I knew my sacrifices were only little, but they were tests, and I was passing. Sojun Ikkyu also once said, ‘Buddhas are made, not born.’ It’s not that I wanted to become a Buddha, more that I wanted to shake off that materialistic, false cloak of unconstructive priorities we have sewn for ourselves in this modern age.
Boarding the night bus to return to Tokyo, Japan’s oppressively crowded, teeming capital of flickering neon, Louis Vutton hand-bags and fancy hair-do’s I somehow felt more alive then ever before.
Old Zen Masters like Ikkyu, Indian sages like Rama Krishna, and old poets like Keats and writers like Emerson had insights into the real essence of existence. They recognized the beauty and timelessness of nature, understood the value of simplicity, and practiced the sentiments of kindness, patience and honesty.
The Return Home
I did not venture to Kyoto to become a Buddha, a patriarch or even a monk, but ‘The wisdom attained by practicing Zen in the midst of the world of desire is unshakable.’ A little strength, a little benevolence, a little hint of wisdom, that’s what I was hoping to attain. And I had. I had tasted them without even eating.
I was ready to return to the world’s largest megalopolis and the stressful social reality of the urban work-a-day world that I knew was waiting for me.
However, I vowed to myself that it would not overshadow what I had learned in Kyoto and what I knew was most important in life. Sitting in my seat as the city disappeared from view I remembered a poem written by Ikkyu Sojun that summed up my five days in Kyoto and the culmination of my pilgrimage:
I won’t die,
I won’t go anywhere,

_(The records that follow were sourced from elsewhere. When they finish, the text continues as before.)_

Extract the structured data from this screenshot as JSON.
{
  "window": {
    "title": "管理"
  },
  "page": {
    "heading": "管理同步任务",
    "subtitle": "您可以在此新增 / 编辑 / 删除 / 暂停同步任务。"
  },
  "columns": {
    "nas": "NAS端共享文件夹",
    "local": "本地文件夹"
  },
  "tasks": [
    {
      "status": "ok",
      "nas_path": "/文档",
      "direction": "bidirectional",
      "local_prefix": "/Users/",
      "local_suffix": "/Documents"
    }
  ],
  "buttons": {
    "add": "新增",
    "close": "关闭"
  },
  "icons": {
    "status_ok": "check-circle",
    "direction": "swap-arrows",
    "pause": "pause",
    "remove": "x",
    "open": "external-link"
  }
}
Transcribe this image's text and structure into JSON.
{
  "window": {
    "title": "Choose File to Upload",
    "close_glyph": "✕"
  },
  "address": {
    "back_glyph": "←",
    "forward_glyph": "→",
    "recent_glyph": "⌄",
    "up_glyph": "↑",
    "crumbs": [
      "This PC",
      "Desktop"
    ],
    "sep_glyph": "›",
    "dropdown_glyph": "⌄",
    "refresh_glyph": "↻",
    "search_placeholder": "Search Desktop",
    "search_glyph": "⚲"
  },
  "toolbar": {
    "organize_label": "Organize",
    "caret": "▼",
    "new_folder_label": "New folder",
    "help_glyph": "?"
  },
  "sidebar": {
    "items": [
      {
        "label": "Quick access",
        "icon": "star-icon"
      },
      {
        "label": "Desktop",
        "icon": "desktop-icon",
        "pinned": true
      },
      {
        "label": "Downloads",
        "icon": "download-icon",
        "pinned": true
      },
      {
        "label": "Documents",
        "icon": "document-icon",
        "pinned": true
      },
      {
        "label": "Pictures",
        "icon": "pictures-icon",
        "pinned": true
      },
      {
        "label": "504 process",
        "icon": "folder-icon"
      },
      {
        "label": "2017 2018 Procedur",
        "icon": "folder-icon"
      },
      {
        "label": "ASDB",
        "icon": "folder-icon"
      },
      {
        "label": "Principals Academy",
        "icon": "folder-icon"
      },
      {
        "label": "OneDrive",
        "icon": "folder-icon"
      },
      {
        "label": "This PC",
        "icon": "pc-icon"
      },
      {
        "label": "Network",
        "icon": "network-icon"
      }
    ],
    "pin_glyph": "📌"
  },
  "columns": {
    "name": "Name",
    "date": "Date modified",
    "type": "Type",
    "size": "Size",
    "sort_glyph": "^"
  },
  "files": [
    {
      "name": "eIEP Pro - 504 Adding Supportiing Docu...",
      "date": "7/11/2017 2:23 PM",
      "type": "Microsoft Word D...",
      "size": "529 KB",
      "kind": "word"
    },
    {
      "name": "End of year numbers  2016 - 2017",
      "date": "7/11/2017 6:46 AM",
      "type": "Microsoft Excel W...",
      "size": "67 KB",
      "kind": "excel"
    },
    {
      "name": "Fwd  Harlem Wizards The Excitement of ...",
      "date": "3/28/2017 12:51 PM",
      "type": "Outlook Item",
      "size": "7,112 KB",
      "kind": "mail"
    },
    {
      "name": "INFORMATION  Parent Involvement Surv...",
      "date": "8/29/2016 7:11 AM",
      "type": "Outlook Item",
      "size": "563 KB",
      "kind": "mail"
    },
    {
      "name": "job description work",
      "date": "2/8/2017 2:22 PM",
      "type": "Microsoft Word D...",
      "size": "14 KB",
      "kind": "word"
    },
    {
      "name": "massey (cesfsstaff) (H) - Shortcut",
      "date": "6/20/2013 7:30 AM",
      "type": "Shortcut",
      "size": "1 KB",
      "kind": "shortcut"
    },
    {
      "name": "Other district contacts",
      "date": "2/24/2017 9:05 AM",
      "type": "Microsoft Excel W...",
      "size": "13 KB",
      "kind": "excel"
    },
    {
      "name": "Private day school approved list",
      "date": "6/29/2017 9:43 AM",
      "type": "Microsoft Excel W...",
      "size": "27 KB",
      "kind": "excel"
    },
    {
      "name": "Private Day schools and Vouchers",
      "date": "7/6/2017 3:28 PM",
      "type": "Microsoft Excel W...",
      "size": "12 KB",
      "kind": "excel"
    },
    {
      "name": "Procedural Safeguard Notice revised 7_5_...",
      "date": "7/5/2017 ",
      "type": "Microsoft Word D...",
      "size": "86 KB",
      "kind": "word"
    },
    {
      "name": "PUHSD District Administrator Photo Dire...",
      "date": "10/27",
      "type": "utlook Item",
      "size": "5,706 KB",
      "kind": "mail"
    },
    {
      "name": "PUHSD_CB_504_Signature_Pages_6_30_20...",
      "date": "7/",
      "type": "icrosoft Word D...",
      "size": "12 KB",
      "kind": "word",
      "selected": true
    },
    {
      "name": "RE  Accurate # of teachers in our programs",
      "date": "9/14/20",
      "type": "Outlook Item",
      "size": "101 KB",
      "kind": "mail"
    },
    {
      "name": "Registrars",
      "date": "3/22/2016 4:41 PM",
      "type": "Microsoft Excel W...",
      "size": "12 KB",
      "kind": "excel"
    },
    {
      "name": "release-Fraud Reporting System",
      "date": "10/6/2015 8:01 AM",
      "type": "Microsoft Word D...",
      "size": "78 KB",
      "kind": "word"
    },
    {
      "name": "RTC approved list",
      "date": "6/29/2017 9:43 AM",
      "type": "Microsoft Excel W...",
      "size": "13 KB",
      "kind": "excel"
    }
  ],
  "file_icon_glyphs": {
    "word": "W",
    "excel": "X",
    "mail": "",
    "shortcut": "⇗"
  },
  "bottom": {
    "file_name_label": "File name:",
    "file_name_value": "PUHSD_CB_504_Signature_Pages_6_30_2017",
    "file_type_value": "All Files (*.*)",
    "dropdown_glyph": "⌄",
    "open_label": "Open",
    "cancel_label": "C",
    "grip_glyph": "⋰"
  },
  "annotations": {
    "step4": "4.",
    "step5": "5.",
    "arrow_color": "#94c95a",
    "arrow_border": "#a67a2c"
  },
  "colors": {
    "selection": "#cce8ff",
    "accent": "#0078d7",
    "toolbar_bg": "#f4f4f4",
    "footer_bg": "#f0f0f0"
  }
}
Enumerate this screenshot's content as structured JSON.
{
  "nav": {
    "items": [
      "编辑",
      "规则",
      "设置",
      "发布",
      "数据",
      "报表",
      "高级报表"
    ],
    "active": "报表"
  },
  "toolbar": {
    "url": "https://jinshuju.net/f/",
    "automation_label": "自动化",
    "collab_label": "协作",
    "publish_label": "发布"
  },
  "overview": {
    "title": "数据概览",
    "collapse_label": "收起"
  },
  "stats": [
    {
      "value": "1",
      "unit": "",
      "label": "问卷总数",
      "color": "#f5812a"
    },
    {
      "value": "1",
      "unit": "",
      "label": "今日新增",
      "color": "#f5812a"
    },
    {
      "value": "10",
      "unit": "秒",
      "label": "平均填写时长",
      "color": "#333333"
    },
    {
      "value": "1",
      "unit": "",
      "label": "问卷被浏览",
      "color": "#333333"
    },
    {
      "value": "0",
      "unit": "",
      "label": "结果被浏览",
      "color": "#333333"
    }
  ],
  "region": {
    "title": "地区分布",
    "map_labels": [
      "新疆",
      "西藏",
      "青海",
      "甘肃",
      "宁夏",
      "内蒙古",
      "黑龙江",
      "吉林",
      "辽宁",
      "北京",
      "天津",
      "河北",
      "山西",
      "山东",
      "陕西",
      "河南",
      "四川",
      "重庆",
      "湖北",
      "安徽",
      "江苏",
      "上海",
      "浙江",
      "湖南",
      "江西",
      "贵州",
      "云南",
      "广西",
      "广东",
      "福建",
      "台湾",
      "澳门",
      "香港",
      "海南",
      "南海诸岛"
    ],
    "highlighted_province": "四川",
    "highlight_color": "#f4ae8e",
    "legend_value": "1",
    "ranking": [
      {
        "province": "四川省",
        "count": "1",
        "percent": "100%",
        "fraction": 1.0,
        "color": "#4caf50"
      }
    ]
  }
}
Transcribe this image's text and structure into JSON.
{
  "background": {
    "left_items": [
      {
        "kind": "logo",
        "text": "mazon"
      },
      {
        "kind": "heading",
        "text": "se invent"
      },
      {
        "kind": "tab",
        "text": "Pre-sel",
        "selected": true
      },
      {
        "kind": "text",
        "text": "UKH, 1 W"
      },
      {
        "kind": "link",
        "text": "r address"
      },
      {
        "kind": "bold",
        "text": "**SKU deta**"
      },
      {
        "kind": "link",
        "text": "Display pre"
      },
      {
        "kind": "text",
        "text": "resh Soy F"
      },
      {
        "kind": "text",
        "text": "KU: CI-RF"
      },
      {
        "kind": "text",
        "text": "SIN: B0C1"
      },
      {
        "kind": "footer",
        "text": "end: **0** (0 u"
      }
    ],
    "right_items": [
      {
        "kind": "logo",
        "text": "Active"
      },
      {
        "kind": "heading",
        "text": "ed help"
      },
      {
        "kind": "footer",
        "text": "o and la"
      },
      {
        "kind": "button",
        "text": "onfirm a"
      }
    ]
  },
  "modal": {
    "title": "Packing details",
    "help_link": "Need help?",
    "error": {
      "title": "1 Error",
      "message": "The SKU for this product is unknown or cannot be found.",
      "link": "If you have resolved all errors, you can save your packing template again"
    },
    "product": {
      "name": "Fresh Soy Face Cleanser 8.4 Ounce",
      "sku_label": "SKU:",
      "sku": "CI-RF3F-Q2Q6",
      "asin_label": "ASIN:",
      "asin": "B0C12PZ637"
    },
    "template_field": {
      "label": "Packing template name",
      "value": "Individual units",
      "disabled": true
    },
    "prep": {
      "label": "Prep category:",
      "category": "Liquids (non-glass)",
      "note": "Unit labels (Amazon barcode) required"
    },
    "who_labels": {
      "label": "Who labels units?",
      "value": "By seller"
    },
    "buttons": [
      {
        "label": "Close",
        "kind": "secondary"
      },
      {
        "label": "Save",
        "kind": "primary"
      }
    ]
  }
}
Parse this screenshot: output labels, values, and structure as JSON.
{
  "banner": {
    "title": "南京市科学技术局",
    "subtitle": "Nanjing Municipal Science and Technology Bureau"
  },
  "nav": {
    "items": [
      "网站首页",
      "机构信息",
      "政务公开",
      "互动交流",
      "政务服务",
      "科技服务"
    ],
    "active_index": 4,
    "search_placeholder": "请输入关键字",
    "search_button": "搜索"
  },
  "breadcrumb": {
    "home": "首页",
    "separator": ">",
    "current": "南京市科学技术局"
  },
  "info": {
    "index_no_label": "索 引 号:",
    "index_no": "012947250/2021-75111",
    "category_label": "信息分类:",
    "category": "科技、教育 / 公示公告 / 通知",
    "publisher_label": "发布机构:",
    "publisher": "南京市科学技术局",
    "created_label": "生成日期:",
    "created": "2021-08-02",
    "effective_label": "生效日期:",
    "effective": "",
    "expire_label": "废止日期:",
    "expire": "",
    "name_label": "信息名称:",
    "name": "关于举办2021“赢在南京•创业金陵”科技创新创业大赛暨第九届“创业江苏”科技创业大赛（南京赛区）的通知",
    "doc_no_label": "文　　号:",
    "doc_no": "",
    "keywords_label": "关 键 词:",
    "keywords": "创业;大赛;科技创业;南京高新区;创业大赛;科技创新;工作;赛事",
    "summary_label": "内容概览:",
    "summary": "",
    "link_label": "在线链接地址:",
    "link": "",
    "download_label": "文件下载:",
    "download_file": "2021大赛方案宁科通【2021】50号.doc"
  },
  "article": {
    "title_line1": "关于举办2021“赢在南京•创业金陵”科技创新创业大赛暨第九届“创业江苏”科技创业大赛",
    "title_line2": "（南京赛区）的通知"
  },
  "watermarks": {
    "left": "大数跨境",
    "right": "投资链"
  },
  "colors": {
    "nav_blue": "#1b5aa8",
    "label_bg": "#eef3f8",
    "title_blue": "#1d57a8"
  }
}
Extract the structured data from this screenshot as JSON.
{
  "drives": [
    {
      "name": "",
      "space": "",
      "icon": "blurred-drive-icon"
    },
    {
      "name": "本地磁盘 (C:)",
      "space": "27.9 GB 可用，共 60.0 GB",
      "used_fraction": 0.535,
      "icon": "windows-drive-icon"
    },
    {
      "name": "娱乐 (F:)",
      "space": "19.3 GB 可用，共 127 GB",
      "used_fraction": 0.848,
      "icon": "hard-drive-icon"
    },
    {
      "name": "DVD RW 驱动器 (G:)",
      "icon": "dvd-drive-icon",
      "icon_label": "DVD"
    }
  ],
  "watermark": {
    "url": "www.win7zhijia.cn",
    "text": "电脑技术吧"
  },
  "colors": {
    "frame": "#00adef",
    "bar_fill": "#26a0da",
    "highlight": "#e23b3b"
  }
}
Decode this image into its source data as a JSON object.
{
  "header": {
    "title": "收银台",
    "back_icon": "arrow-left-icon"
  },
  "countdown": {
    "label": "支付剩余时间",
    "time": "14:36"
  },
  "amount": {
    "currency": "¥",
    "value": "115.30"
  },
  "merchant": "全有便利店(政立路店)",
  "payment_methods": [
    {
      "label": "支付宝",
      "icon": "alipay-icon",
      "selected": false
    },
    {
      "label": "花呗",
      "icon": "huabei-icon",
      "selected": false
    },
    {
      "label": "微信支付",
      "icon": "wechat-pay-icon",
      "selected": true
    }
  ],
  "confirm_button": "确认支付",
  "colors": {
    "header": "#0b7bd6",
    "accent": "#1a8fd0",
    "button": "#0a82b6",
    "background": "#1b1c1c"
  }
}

But I won’t be here.
So don’t ask me anything –
For I won’t answer!
Have you experience the essence of Zen? Share your thoughts in the comments!